# ASSIGNED TASK:
The required output is every entry, printed exactly as written.

---+---

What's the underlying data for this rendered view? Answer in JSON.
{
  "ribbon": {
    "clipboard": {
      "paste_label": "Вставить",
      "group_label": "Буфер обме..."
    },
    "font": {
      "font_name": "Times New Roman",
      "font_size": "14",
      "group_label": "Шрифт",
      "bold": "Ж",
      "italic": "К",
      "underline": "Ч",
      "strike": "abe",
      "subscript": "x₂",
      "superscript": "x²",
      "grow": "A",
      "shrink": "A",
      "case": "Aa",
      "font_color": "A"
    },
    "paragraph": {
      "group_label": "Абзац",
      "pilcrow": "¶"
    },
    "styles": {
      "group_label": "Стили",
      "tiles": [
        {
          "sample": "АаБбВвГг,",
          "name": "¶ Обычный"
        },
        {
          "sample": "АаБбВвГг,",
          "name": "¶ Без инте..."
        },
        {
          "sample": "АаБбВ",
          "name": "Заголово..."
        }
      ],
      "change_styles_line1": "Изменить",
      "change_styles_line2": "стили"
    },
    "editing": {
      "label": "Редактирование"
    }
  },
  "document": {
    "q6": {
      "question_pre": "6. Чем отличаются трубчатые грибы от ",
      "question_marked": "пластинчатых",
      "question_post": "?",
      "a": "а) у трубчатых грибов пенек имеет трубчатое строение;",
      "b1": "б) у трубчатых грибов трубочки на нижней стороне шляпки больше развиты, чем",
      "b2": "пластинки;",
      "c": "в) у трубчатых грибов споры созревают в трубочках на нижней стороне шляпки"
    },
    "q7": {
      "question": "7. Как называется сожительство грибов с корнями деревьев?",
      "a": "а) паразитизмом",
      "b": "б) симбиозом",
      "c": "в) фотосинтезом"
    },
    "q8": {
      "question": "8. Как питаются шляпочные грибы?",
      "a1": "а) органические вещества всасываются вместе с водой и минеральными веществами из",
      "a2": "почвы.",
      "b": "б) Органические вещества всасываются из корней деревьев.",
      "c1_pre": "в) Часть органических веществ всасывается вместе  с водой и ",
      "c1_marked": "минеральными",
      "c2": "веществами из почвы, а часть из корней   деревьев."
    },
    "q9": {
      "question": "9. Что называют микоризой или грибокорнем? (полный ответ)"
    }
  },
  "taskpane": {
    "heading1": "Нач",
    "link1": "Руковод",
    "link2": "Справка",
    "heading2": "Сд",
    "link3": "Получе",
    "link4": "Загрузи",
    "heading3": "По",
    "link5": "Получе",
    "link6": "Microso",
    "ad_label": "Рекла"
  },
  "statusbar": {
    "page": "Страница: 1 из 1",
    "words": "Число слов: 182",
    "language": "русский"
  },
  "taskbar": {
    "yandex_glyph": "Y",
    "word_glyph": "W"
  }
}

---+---

# RESPONSE AREA:
What's the underlying data for this rendered view? Answer in JSON.
{
  "ribbon": {
    "clipboard": {
      "paste_label": "Вставить",
      "group_label": "Буфер обме..."
    },
    "font": {
      "font_name": "Times New Roman",
      "font_size": "14",
      "group_label": "Шрифт",
      "bold": "Ж",
      "italic": "К",
      "underline": "Ч",
      "strike": "abe",
      "subscript": "x₂",
      "superscript": "x²",
      "grow": "A",
      "shrink": "A",
      "case": "Aa",
      "font_color": "A"
    },
    "paragraph": {
      "group_label": "Абзац",
      "pilcrow": "¶"
    },
    "styles": {
      "group_label": "Стили",
      "tiles": [
        {
          "sample": "АаБбВвГг,",
          "name": "¶ Обычный"
        },
        {
          "sample": "АаБбВвГг,",
          "name": "¶ Без инте..."
        },
        {
          "sample": "АаБбВ",
          "name": "Заголово..."
        }
      ],
      "change_styles_line1": "Изменить",
      "change_styles_line2": "стили"
    },
    "editing": {
      "label": "Редактирование"
    }
  },
  "document": {
    "q6": {
      "question_pre": "6. Чем отличаются трубчатые грибы от ",
      "question_marked": "пластинчатых",
      "question_post": "?",
      "a": "а) у трубчатых грибов пенек имеет трубчатое строение;",
      "b1": "б) у трубчатых грибов трубочки на нижней стороне шляпки больше развиты, чем",
      "b2": "пластинки;",
      "c": "в) у трубчатых грибов споры созревают в трубочках на нижней стороне шляпки"
    },
    "q7": {
      "question": "7. Как называется сожительство грибов с корнями деревьев?",
      "a": "а) паразитизмом",
      "b": "б) симбиозом",
      "c": "в) фотосинтезом"
    },
    "q8": {
      "question": "8. Как питаются шляпочные грибы?",
      "a1": "а) органические вещества всасываются вместе с водой и минеральными веществами из",
      "a2": "почвы.",
      "b": "б) Органические вещества всасываются из корней деревьев.",
      "c1_pre": "в) Часть органических веществ всасывается вместе  с водой и ",
      "c1_marked": "минеральными",
      "c2": "веществами из почвы, а часть из корней   деревьев."
    },
    "q9": {
      "question": "9. Что называют микоризой или грибокорнем? (полный ответ)"
    }
  },
  "taskpane": {
    "heading1": "Нач",
    "link1": "Руковод",
    "link2": "Справка",
    "heading2": "Сд",
    "link3": "Получе",
    "link4": "Загрузи",
    "heading3": "По",
    "link5": "Получе",
    "link6": "Microso",
    "ad_label": "Рекла"
  },
  "statusbar": {
    "page": "Страница: 1 из 1",
    "words": "Число слов: 182",
    "language": "русский"
  },
  "taskbar": {
    "yandex_glyph": "Y",
    "word_glyph": "W"
  }
}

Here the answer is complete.